Significantly Rooksby fails to deal with the state at all, referring only to ‘the intense hostility of capital’ but the point made by Marx and Lenin remains valid. The capitalist state, with its ‘bodies of armed men’, its armed forces and police, its secret services, judges and top bureaucrats, will not sit idly we by and permit a permit a ‘left’ government to roll out its revolutionary reforms in Britain, Greece or anywhere else.
It remains only to add that history provides many examples of ‘left governments’ (France and Spain in 1936, Chile in 1970-3, Labour in 1945 and many others) but not one has opened the way to socialism. The only exception is the ‘left government’ in Russia in 1917 (headed by the ‘socialist’ Kerensky) which was overthrown from the left with the aid of a revolutionary party.
FOOTNOTE: On Richard Seymour and reformism.
Richard Seymour has posted on Facebook an interview he gave in Zagreb on 17 May, entitled ‘In practical terms, today we are all reformists’. The title is a direct quote from the interview and he quips that is bound ‘to wind up the right people’. I suppose I qualify as one of these ‘right people’, however, this formulation is both revealing and false: it needs to be challenged.

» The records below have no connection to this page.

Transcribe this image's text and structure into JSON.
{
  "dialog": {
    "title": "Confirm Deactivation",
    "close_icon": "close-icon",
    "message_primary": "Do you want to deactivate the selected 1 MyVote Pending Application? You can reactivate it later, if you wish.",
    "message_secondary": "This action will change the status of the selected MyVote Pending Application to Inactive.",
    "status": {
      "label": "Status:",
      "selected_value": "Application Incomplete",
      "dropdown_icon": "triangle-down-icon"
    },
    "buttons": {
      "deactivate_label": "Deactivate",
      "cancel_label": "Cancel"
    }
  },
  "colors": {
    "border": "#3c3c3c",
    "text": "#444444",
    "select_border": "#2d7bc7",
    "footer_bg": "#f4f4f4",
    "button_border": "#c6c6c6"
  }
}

It is false because it implies that ‘we’ (socialists, Marxists etc.) can only really be revolutionaries in revolutionary situations, when there exist ‘agencies of revolution’, by which I assume he means a mass revolutionary working class. Speaking at Marx’s grave side Engels said that Marx ‘was above all a revolutionist’. He clearly did not believe that Marx was a revolutionist in 1848 but not in 1858 or 1867 when he published Volume 1 of Capital. Trotsky in his Testament wrote, ‘For forty-three years of my conscious life I have remained a revolutionist…I shall die a proletarian revolutionist’. Obviously Trotsky was not a revolutionary only in 1905 or 1917.

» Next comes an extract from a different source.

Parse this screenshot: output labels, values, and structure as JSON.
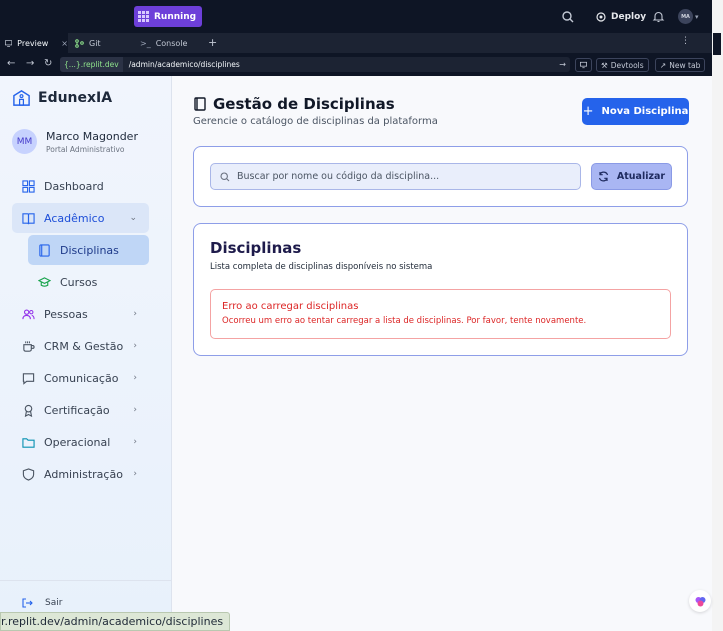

The difference between reformists and revolutionaries doesn’t at all lie in whether or not we call for reforms. Every serious revolutionary, who is not a completely passive ultra-left, urges and fights for reforms all the time. The difference lies in HOW we fight for reforms (by emphasizing the self-activity and combativity of the working class) and with what perspective (with the perspective of preparing for revolution).

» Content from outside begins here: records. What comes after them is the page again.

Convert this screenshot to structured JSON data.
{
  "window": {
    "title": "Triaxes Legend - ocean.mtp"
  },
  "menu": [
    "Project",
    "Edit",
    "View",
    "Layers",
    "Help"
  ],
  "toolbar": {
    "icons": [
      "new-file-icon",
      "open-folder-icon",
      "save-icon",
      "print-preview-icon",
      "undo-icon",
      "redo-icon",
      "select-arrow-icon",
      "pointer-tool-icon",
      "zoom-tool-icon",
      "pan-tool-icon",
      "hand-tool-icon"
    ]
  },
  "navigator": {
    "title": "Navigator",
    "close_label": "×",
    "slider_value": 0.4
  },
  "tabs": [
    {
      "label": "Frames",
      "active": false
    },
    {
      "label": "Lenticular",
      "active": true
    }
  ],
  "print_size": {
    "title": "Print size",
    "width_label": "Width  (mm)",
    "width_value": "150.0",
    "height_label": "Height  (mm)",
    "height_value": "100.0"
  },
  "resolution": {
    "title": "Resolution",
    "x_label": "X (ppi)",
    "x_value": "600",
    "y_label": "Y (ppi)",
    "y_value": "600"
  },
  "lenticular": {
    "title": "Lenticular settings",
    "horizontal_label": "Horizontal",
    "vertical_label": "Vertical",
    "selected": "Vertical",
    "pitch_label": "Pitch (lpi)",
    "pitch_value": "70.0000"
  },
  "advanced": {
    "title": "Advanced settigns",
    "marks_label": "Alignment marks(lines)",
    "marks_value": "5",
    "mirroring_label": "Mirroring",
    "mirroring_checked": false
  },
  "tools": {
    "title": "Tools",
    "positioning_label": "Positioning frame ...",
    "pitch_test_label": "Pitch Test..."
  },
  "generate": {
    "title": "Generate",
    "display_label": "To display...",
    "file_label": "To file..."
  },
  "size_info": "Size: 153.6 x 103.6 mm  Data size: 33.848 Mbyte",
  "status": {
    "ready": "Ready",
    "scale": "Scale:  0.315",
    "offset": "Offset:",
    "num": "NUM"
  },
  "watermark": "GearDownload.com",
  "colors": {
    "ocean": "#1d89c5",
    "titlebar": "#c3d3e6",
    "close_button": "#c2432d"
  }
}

This is ABC. (It’s in the Communist Manifesto and in Luxemburg’s Reform or Revolution). In a sense Richard Seymour MUST know it, so why the lousy formulation?
There are two clues in the interview. In explaining his formulation he writes that ‘we’ (the left?) ‘advocate reforms that would strengthen the agencies that would be capable of being mobilized in a revolutionary situation’. This puts the emphasis on the beneficial effects of achieving the reforms rather than of the struggle for them. It may seem a small point but there is a slide there towards the notion of a ‘left government’ opening the way to socialism which is a classic left reformist idea.
The second clue is where he says, ‘most of the time these dichotomies [reformism and revolution] are used in a sectarian and moralizing way’. Now whether the number of times these dichotomies are used in a ‘sectarian and moralizing way’ exceeds the times they are used in a scientific and political way is hard to calculate but I think this is a rhetorical device to preempt the demand for political clarity on this question.
Where this argument really matters most is in relation to building the revolutionary party. One of the main lessons drawn by Trotsky (and Cliff, Harman etc.) from the victory of the Russian Revolution and the failure in Germany, Italy, Hungary etc. was the need to build the party in advance of the revolution. This is the point Seymour’s formulations seek to avoid and deflect.